6 New Songs You Need to Hear This Week: 4/20/18 | Page 2 | Revolver

6 New Songs You Need to Hear This Week: 4/20/18

Deafheaven, Sleep, Yob and more
deafheaven 2018 PRESS, Corinne Shiavone
Deafheaven, 2018
photograph by Corinne Shiavone

Here at Revolver, we're always on the hunt for great new music — indeed, it's a big part of our jobs. With that in mind, here are the tracks released this week in metal, hard rock, hardcore and beyond that have been on heavy rotation at Revolver HQ. For your listening pleasure, we've also compiled the songs in a Spotify playlist, below, which will grow each week.

Deafheaven - "Honeycomb"
Over the course of Deafheaven's 12-minute "Honeycomb" — the band's first new song since their 2015 album New Bermuda — the San Francisco post-metal act serve up a hefty portion of their signature shoegaze-meets–black metal sound, while also exploring some new cinematic directions. Frontman George Clarke's searing screams lead the way through the maelstrom, with guitarists Kerry McCoy and Shiv Mehra doling out equally uplifting, plaintive and shredding guitar work. Things get interesting around the seven-minute mark, when the band rolls off the aggression for an Explosions in the Sky–style extended outro. Love it or hate it, Deafheaven deserve credit for swinging for the fences.

Sleep - "Giza Butler"
The Sciences has barely had enough time to settle, but we already have a favorite track of the bunch. "Giza Butler" is clearly a nod toward the god of the four-string as well as Egyptology, but what truly makes this new Sleep track rip is the riffs upon riffs upon riffs. While the bulk of the stoner-metal veterans' surprise new record is pensive, "Giza" is one of the few to come hard. Welcome back, boys.

Yob - "The Screen"
How do you come back from a harrowing near-death experience? Especially if you already have a reputation as doom metal's resident Zen-yogi-master? If you're YOB's Mike Scheidt, who almost died last year from an acute case of the intestinal disease diverticulitis, the expectation could be that you'd return more optimistic, more spiritual, mellower and more at peace. But if you're actual Mike Scheidt, you've instead returned with the heaviest, most skull-splitting song of your career, a tectonic crusher that's almost laughably crushing, grinding, relentless. "The Screen," the lead cut off YOB's forthcoming Our Raw Heart LP, bludgeons like the doom-metal inversion of Meshuggah's "Bleed" no one could ever even imagine. Except for a man who's faced death and come back.

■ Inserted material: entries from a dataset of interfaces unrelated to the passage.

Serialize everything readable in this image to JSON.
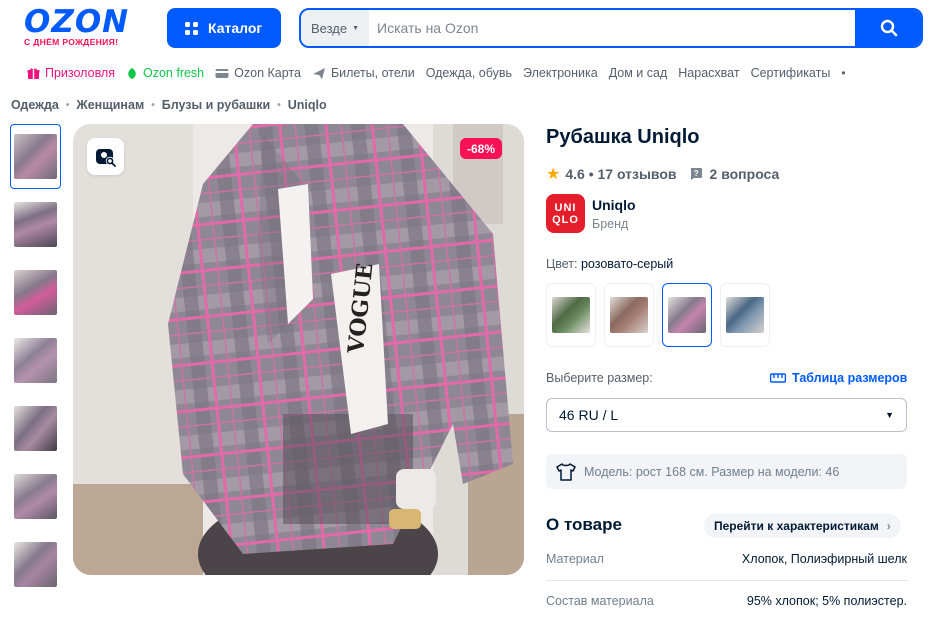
{
  "header": {
    "logo_text": "OZON",
    "logo_subtitle": "С ДНЁМ РОЖДЕНИЯ!",
    "catalog_label": "Каталог",
    "search_scope": "Везде",
    "search_placeholder": "Искать на Ozon",
    "brand_color": "#005bff",
    "accent_color": "#f91155"
  },
  "nav": {
    "items": [
      {
        "label": "Призоловля",
        "icon": "gift-icon"
      },
      {
        "label": "Ozon fresh",
        "icon": "leaf-icon"
      },
      {
        "label": "Ozon Карта",
        "icon": "card-icon"
      },
      {
        "label": "Билеты, отели",
        "icon": "plane-icon"
      },
      {
        "label": "Одежда, обувь"
      },
      {
        "label": "Электроника"
      },
      {
        "label": "Дом и сад"
      },
      {
        "label": "Нарасхват"
      },
      {
        "label": "Сертификаты"
      }
    ],
    "more": "•"
  },
  "breadcrumbs": [
    "Одежда",
    "Женщинам",
    "Блузы и рубашки",
    "Uniqlo"
  ],
  "gallery": {
    "discount_badge": "-68%",
    "thumb_count": 7
  },
  "product": {
    "title": "Рубашка Uniqlo",
    "rating": "4.6",
    "reviews": "17 отзывов",
    "questions": "2 вопроса",
    "brand_name": "Uniqlo",
    "brand_caption": "Бренд",
    "brand_logo_line1": "UNI",
    "brand_logo_line2": "QLO",
    "color_label": "Цвет:",
    "color_value": "розовато-серый",
    "size_label": "Выберите размер:",
    "size_table_link": "Таблица размеров",
    "size_selected": "46 RU / L",
    "model_info": "Модель: рост 168 см. Размер на модели: 46"
  },
  "about": {
    "title": "О товаре",
    "goto_button": "Перейти к характеристикам",
    "specs": [
      {
        "key": "Материал",
        "value": "Хлопок, Полиэфирный шелк"
      },
      {
        "key": "Состав материала",
        "value": "95% хлопок; 5% полиэстер."
      }
    ]
  }
}
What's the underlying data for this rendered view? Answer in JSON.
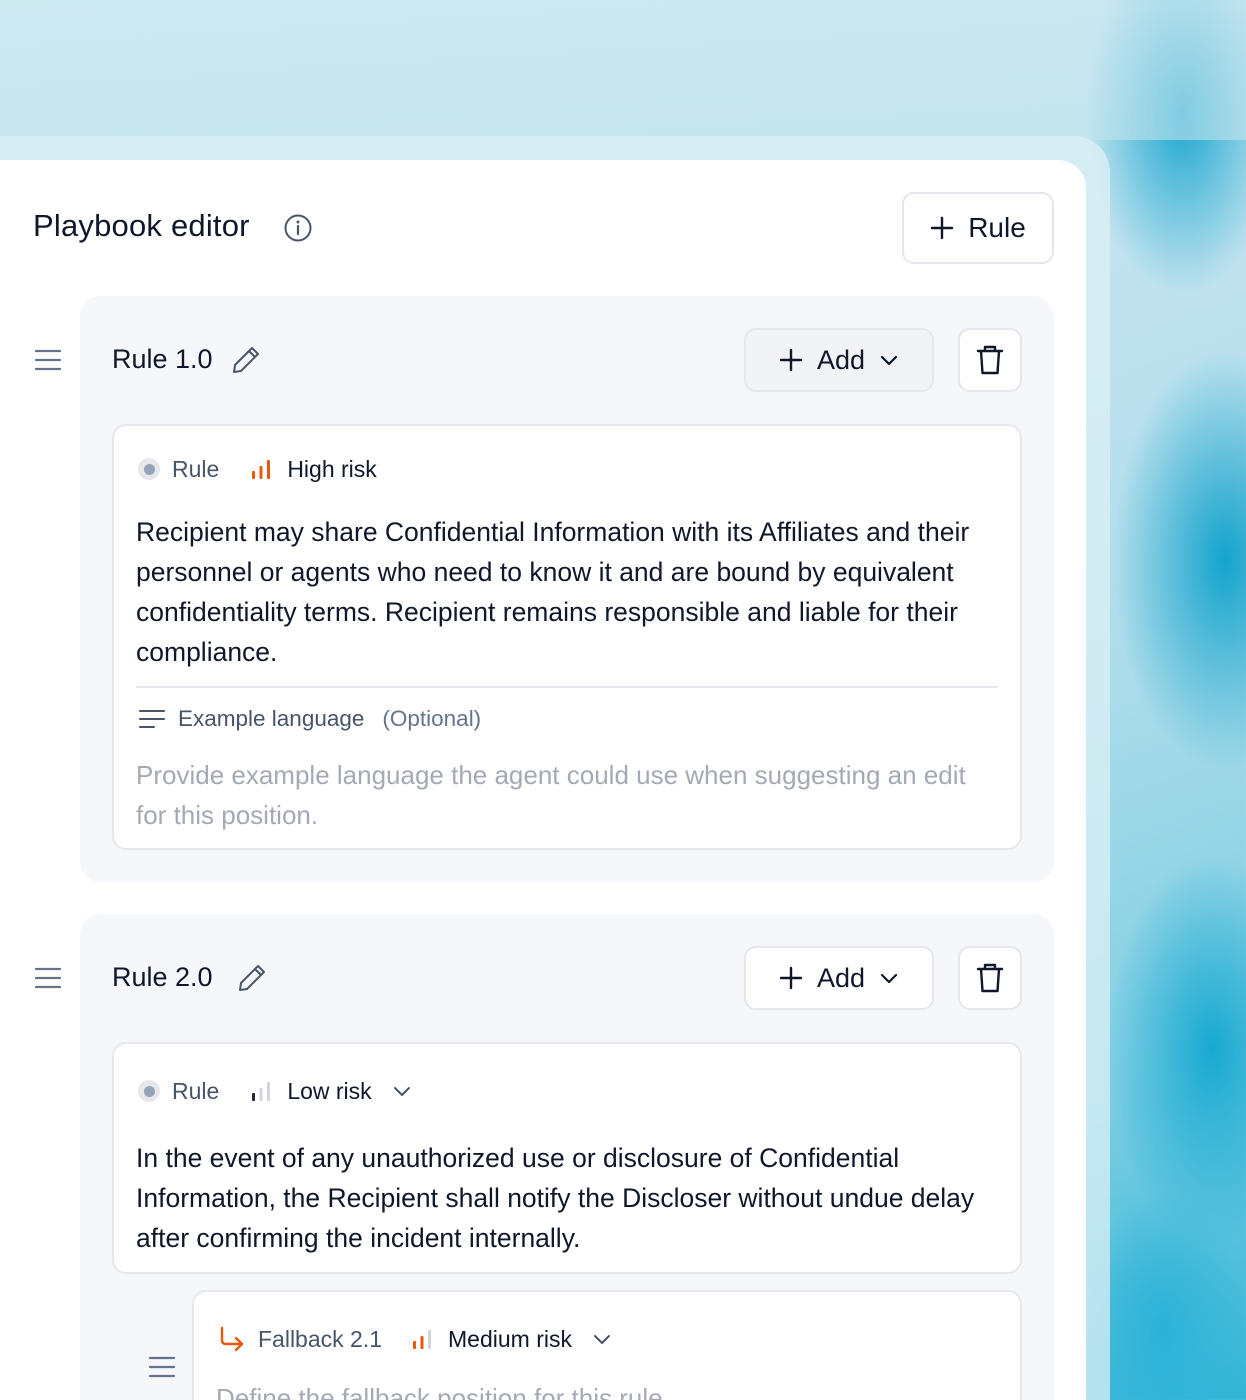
{
  "header": {
    "title": "Playbook editor",
    "add_rule_label": "Rule"
  },
  "rules": [
    {
      "title": "Rule 1.0",
      "add_label": "Add",
      "kind": "Rule",
      "risk": "High risk",
      "risk_level": 3,
      "text": "Recipient may share Confidential Information with its Affiliates and their personnel or agents who need to know it and are bound by equivalent confidentiality terms. Recipient remains responsible and liable for their compliance.",
      "example_label": "Example language",
      "example_optional": "(Optional)",
      "example_placeholder": "Provide example language the agent could use when suggesting an edit for this position."
    },
    {
      "title": "Rule 2.0",
      "add_label": "Add",
      "kind": "Rule",
      "risk": "Low risk",
      "risk_level": 1,
      "text": "In the event of any unauthorized use or disclosure of Confidential Information, the Recipient shall notify the Discloser without undue delay after confirming the incident internally.",
      "fallback": {
        "kind": "Fallback 2.1",
        "risk": "Medium risk",
        "risk_level": 2,
        "placeholder": "Define the fallback position for this rule"
      }
    }
  ],
  "colors": {
    "risk_high": "#ea580c",
    "risk_inactive": "#d1d5db",
    "text_primary": "#0f172a",
    "placeholder": "#a3aab5"
  }
}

Touché Amoré - "Green"
Oftentimes punk rock is best in the form of a self-contained single, and Touché Amoré prove that true again with "Green." Coming off last year's reflective and thoughtful album Stage Four, the new song blends together the band's early aggression with the melody they've since fine-tuned, climaxing at its catchy and swift choruses. These elements coalesce into a deeply satisfying and cathartic post-hardcore composition, a sonic model of why Touché Amoré resonate with so many.

Big Bite - "Relentless Healing"
With all the washes of flanger, echo and other soaking-wet guitar effects, you could peg Turnstile/Trapped Under Ice–endorsed band Big Bite as another spaced-out desert-rock group, attempting to out-riff and out-hallucinate boys like Destruction Unit and Ukiah Drag. And while "Relentless Healing" clearly contains a tip o' the hat to illicit substances, it also bows down to Dinosaur Jr., Lemonheads and the sweet power-pop of the golden Nineties.

Wolvhammer - "Dead Rat, Rotting Raven"
Think songs about critter corpses can't be catchy? We've got news for you, pal: "Dead Rat, Rotting Raven," the latest single from Wolvhammer's fourth album The Monuments of Ash & Bone, marks one of the blackened-sludge posse's most accessible songs to date. To be fair, the Midwesterner's idea of "accessible" entails face-melting riffs and back-end rhythms so filthy they probably came from a landfill, but the cut's big, walloping chorus has just enough melody to push the track towards crossover territory. Don't fret: They haven't softened, only sharpened